Businesses across the globe adopt cloud computing services
A rising number of business leaders across the globe are adopting the cloud for a wide range of advantages. Despite the continued risk of data breaches, the benefits are too plentiful to ignore.
The most common reason that chief executives implement the cloud into their business model is for its ability to streamline the processes of data storage, access, backup and sharing, the last of which has been shown to encourage collaboration among employees.
The cloud can also significantly reduce the carbon footprint of a company. While traditional server hubs often continuously expend energy through all hours of the day, cloud computing is entirely digital and is much less dependent on energy sources for operation. Environmentalism may not be the primary reason for cloud adoption, but it is nonetheless a nice perk on the side.
A few other benefits – the cloud can easily globalize a workforce and, due to all of these aforementioned advantages, it can also ramp up productivity in the long term. Meanwhile, the vast majority of cloud service providers will allow their clients to expand storage capacity at relatively minor costs. This variety of benefits has quickly boosted the global cloud market.
Marriott partners with IBM cloud service
IBM recently announced that the popular hotel chain Marriott has adopted its cloud technology service. The partnership will bring IBM's cloud service to more than 4,000 Marriott properties across the globe.
"Marriott continually transforms its technology to ensure we provide a seamless and enjoyable experience for guests throughout their entire stay," said Bruce Hoffmeister, Marriott's global chief information officer. "IBM Cloud provides the analytics to see early stage data patterns and the scale and flexibility to enable timely, innovative new services that will meet guests' expectations in a predominantly digital world."
Cloud startup in Denver lures $3.9 million in venture capital
Dizzion, a Denver-based company that creates virtual computer services to help workers use the cloud, has raised $3.9 million in venture capital, according to the Denver Business Journal. The company plans to soon open another office, this time in San Antonio, to further expand its operations and keep pace with demand.

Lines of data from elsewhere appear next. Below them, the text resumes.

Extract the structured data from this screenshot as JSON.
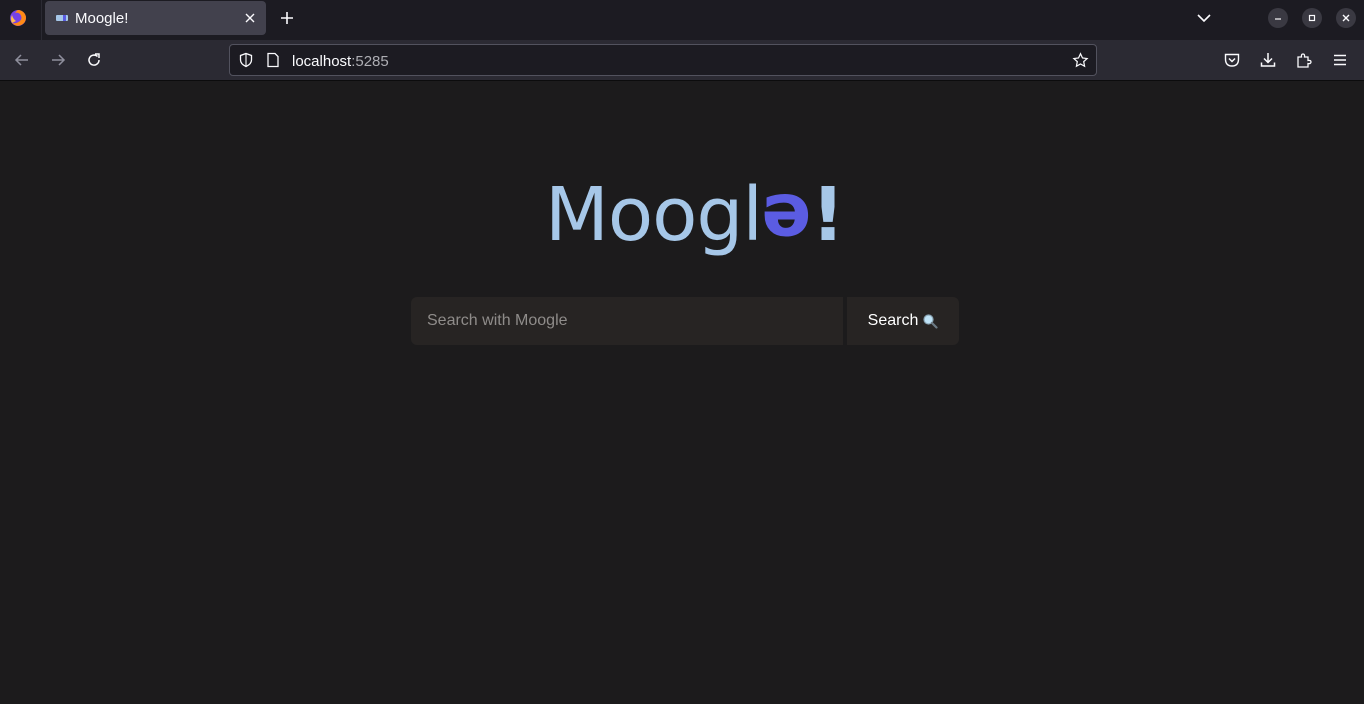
{
  "browser": {
    "tab": {
      "title": "Moogle!",
      "favicon": "moogle-favicon"
    },
    "url": {
      "host": "localhost",
      "port": ":5285"
    },
    "icons": {
      "firefox": "firefox-logo-icon",
      "close_tab": "close-icon",
      "new_tab": "plus-icon",
      "tab_list": "chevron-down-icon",
      "back": "arrow-left-icon",
      "forward": "arrow-right-icon",
      "reload": "reload-icon",
      "shield": "shield-icon",
      "page": "page-icon",
      "bookmark": "star-icon",
      "pocket": "pocket-icon",
      "downloads": "download-icon",
      "extensions": "puzzle-icon",
      "menu": "hamburger-menu-icon",
      "minimize": "minimize-icon",
      "restore": "restore-icon",
      "close_window": "close-icon"
    }
  },
  "page": {
    "logo": {
      "main": "Moogl",
      "flipped": "e",
      "bang": "!"
    },
    "search": {
      "placeholder": "Search with Moogle",
      "value": "",
      "button_label": "Search",
      "button_icon": "magnifier-icon"
    }
  },
  "colors": {
    "page_bg": "#1c1b1c",
    "logo_light": "#a6c7e8",
    "logo_accent": "#5b5ce2",
    "search_bg": "#272423"
  }
}
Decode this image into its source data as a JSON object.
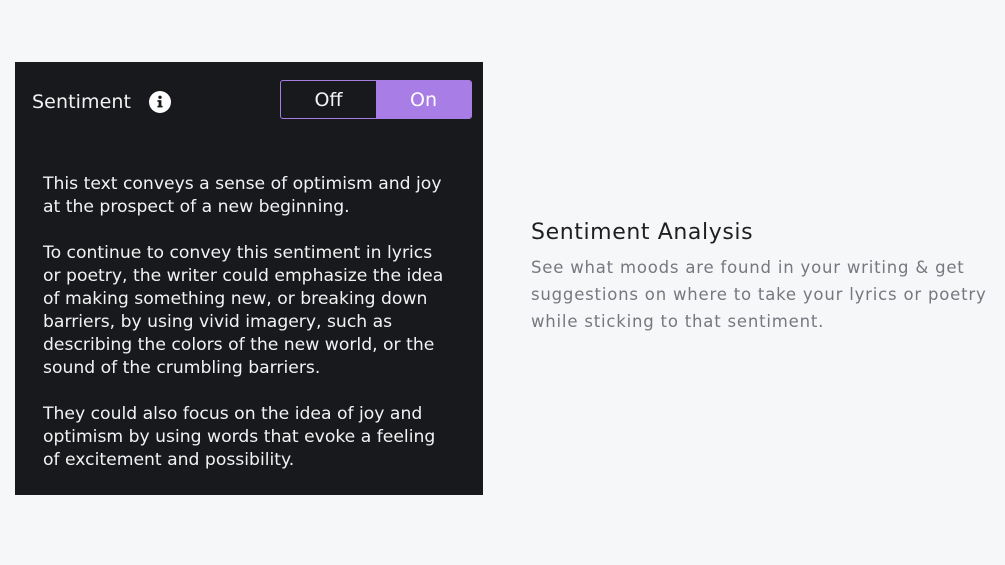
{
  "panel": {
    "title": "Sentiment",
    "info_icon": "info-circle-icon",
    "toggle": {
      "options": [
        "Off",
        "On"
      ],
      "selected": "On",
      "accent_color": "#a87de6"
    },
    "body_paragraphs": [
      "This text conveys a sense of optimism and joy at the prospect of a new beginning.",
      "To continue to convey this sentiment in lyrics or poetry, the writer could emphasize the idea of making something new, or breaking down barriers, by using vivid imagery, such as describing the colors of the new world, or the sound of the crumbling barriers.",
      "They could also focus on the idea of joy and optimism by using words that evoke a feeling of excitement and possibility."
    ]
  },
  "feature": {
    "title": "Sentiment Analysis",
    "description": "See what moods are found in your writing & get suggestions on where to take your lyrics or poetry while sticking to that sentiment."
  },
  "colors": {
    "page_background": "#f6f7f9",
    "panel_background": "#18191d",
    "accent": "#a87de6"
  }
}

"Desktop virtualization is expected to grow to a $5.6 billion industry, and we believe this market has the potential to expand further as corporate computing adapts to cloud-based technologies," Joe Zell, general partner of lead investor Grotech Ventures, told the news outlet. "Dizzion detected this market opportunity years ago and, staking a strong leadership position, is poised for expansion in both market size and technology innovation."